Features - Cover Story: State of the Industry

A look back at a year of weird weather, sporadic growth and tight prices, and what they mean for contractors next year.

October 11, 2012

It can be difficult to take the pulse of an industry with hundreds of thousands of owners, employees and suppliers spread across not only a vast geography but also dozens of service segments.

But to sum up the state of the landscape industry in 2012, we have to say it’s getting better. Generally, sales and profits are up, companies are hiring and consumers are spending again. While the economy isn’t thriving the way it was a few years ago, top contractors have found ways to gain market share and continue to grow regionally.

This year, with help from independent research firm ABR Research, we surveyed more than 600 landscape contractors from across the country and from diverse service segments. We combined those data with interviews with dozens of other key contractors to put together this year’s State of the Industry Report.

Inside, we’ve combined our research and reporting to highlight the key issues and challenges facing core services in the green industry.

Contractors across the country continue to report similar challenges, regardless of market, service breakdown or size: downward pricing pressure, trouble finding good employees and difficulty in growing their market share. The bottom line is that most regions of the country are still take-away markets for landscapers.

A majority of the industry – 66 percent – still inks less than $500,000 in annual revenue and nearly half post net profit margins of less than 10 percent. But, more companies predict higher margins and higher gross sales for 2013.

One of the main challenges this year was the weather. Starting with the winter of 2011, which pinched the cash flow of anyone who relied on pushing snow, and ending with one of the worst summers on record, the weather in 2012 was not kind to contractors. But such a damaging drought has opened up opportunities for contractors offering resodding, turf renovation and planting services.

Combine a year’s worth of bad weather with a presidential election that focuses mostly on a still-foundering economy, and you get a lot of worried small business owners. Among the top concerns in the minds of landscapers this year are fuel prices, the rising cost of health insurance and consumer confidence.

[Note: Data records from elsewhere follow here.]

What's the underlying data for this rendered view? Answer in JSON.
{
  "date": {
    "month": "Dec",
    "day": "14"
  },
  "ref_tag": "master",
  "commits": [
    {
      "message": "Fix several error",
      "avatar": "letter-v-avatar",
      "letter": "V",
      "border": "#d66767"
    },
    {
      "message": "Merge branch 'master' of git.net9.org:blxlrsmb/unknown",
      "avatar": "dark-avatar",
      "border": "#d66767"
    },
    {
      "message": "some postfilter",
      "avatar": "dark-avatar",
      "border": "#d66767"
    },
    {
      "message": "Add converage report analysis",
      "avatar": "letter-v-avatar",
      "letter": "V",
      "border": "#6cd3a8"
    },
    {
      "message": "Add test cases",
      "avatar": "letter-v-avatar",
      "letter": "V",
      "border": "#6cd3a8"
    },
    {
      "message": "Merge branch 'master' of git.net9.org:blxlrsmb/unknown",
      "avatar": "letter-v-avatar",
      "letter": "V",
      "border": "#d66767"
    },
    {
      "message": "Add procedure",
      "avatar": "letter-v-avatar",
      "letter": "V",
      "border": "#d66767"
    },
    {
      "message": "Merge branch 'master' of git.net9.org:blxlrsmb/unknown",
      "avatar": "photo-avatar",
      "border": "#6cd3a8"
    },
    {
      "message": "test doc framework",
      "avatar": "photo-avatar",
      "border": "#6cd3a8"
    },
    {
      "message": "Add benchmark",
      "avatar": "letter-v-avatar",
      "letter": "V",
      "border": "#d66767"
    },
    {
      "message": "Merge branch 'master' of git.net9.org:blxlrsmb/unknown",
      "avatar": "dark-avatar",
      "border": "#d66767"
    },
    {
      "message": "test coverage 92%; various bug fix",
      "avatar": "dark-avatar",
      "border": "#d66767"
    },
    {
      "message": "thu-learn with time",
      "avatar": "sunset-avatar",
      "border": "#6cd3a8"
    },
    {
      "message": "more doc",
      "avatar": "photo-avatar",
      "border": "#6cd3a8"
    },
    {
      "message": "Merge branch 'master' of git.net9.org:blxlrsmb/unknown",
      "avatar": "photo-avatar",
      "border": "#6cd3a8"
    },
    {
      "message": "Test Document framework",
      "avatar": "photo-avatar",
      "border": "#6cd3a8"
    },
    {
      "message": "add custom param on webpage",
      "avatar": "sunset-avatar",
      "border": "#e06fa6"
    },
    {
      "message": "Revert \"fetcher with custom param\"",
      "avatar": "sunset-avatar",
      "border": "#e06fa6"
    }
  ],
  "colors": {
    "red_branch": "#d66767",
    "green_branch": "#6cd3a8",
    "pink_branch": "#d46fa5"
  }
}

On the positive side, two factors are coming together to indicate the potential for more mergers and acquisitions in the coming years. The average age of owners continues to increase, as does the interest of private equity firms in the green industry. That means more investment capital and more owners thinking about how they’re going to exit their businesses.

But with all the challenges, tough weather and uncertainty in political climate, contractors remain optimistic. Eighty-nine percent of our survey respondents say they are confident that the landscape industry will grow next year.

And while an optimistic industry is good, it also helps to have some money in the bank. And our research shows that these good feelings are based on real growth: Average revenue per company is up by almost $100,000 compared to last year. In 2012, the average landscape contractor will net $896,446 – about $95,000 more than they reported in 2011. Overall, net profit was 11 percent, and contractors report it will remain about the same next year, rising to a predicted 12 percent in 2013.

So read on to find out in detail what’s happening in your industry, and what you can expect next year. Good luck.

Cover Feature also includes:

A high bar Company breakdown
A building year Sales stat shot
Weathering 2012 Service breakdown
Cautious optimism Top concerns
A light in the distance Looking ahead